RECORDS FOR THE TASK: Begin
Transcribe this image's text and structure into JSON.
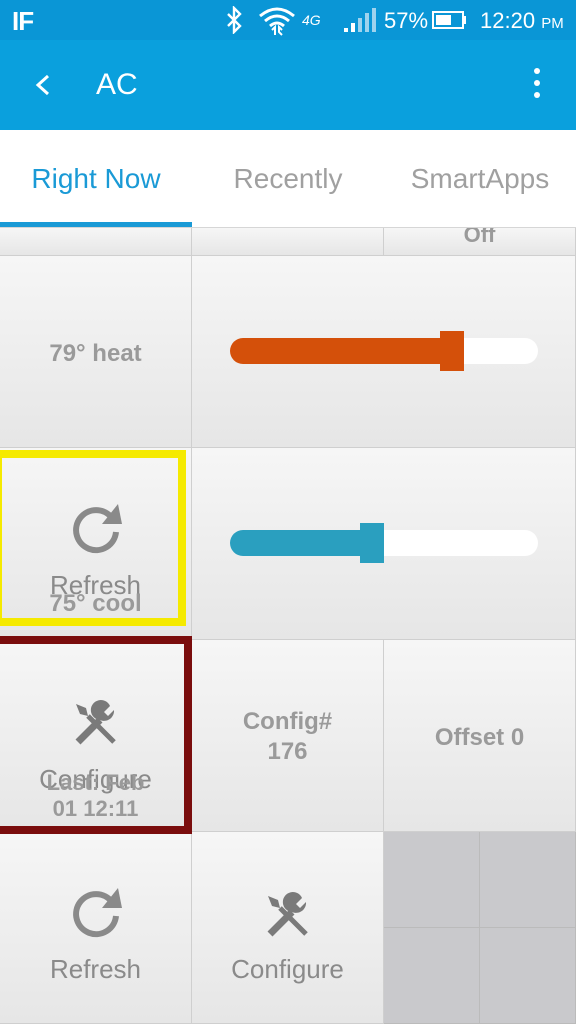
{
  "status_bar": {
    "app_badge": "IF",
    "network": "4G",
    "battery": "57%",
    "time": "12:20",
    "ampm": "PM"
  },
  "app_bar": {
    "title": "AC"
  },
  "tabs": [
    {
      "label": "Right Now",
      "active": true
    },
    {
      "label": "Recently",
      "active": false
    },
    {
      "label": "SmartApps",
      "active": false
    }
  ],
  "tiles": {
    "top_partial_label": "Off",
    "heat": {
      "label": "79° heat",
      "level": 0.72,
      "color": "#d4500a"
    },
    "cool": {
      "label": "75° cool",
      "level": 0.46,
      "color": "#2a9fbf"
    },
    "refresh_overlay": "Refresh",
    "configure_overlay": "Configure",
    "last_label": "Last: Feb",
    "last_label_2": "01 12:11",
    "config": {
      "line1": "Config#",
      "line2": "176"
    },
    "offset": "Offset 0",
    "refresh": "Refresh",
    "configure": "Configure"
  },
  "colors": {
    "status_bar": "#0a96d6",
    "app_bar": "#0aa0dd",
    "tab_active": "#1a9ad6",
    "highlight_yellow": "#f5ea00",
    "highlight_red": "#7a0d0d"
  }
}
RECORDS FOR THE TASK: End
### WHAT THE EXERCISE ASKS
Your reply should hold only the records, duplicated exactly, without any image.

### RESULT OF THIS EXERCISE
Transcribe this image's text and structure into JSON.
{
  "status_bar": {
    "app_badge": "IF",
    "network": "4G",
    "battery": "57%",
    "time": "12:20",
    "ampm": "PM"
  },
  "app_bar": {
    "title": "AC"
  },
  "tabs": [
    {
      "label": "Right Now",
      "active": true
    },
    {
      "label": "Recently",
      "active": false
    },
    {
      "label": "SmartApps",
      "active": false
    }
  ],
  "tiles": {
    "top_partial_label": "Off",
    "heat": {
      "label": "79° heat",
      "level": 0.72,
      "color": "#d4500a"
    },
    "cool": {
      "label": "75° cool",
      "level": 0.46,
      "color": "#2a9fbf"
    },
    "refresh_overlay": "Refresh",
    "configure_overlay": "Configure",
    "last_label": "Last: Feb",
    "last_label_2": "01 12:11",
    "config": {
      "line1": "Config#",
      "line2": "176"
    },
    "offset": "Offset 0",
    "refresh": "Refresh",
    "configure": "Configure"
  },
  "colors": {
    "status_bar": "#0a96d6",
    "app_bar": "#0aa0dd",
    "tab_active": "#1a9ad6",
    "highlight_yellow": "#f5ea00",
    "highlight_red": "#7a0d0d"
  }
}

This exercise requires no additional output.